Here are some more yet-to-be-published points from my first study of play in the workplace, and more specifically how play is used to promote creativity in the workplace. Many organizational leaders would like to have a more playful work environment, but cannot think of any other way of doing so than to introduce “casual Friday” or other similarly lame ideas. Oh, and a ping pong table in the company cafeteria isn’t going to do much good either. It is not that these ideas are inherently bad, it is mostly that these ideas of play are the leaders ideas of play. And since one of the defining criteria of play is that it is completely voluntary, then forcing employees to do the boss’s idea of play is not ever going to result in anything other than resistance. So, what is a organizational leader to do if he or she wants to make an effort to boost their organization’s playfulness?
Well, it is actually quite simple. Be playful yourself, frequently demonstrate your playfulness, and give employees explicit and implicit permission to play. This is probably the single most effective way to increase playfulness amongst your employees. It is not about telling people to play in a certain way, but rather about encouraging people to bring out their own playfulness in all its various forms.
In my interviews of organizational consultants who use play in their work, all of them stressed the importance of leaders giving ‘the permission to play,’ as well as leaders setting the example. The permission can be both instructions and direct encouragement of play at work. Last week I happened to spot a colorful sign for employees posted in the kitchen at a cafe at the Copenhagen Airport. Amongst the other points like “give good customer service”, “clean hands” was “have a playful attitude, it makes work more fun.” Another way to give the permission to play, is let the physical context signal that this is a creative and playful workplace. It could be some unusual furniture, funny looking lamps, weird decorations, purposely uncomfortable conference room, childish candy… etc etc. Anything that signals, we take our work seriously, but not ourselves too seriously.

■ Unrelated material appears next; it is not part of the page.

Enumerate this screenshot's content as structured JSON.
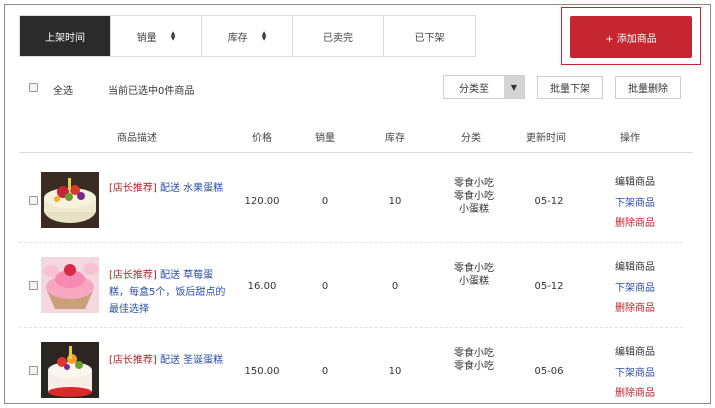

What about the less playful, chronically serious employees who never smile and think work is a severely sober place? There is no way to lure out the playfulness of a non-playful individual, it will never work. Ever. They just don’t have it in them. However a work environment that promotes play by implicit and explicit permission along with organizational leaders setting the example by demonstrating their own playfulness will allow the more playful individual’s playfulness to bloom!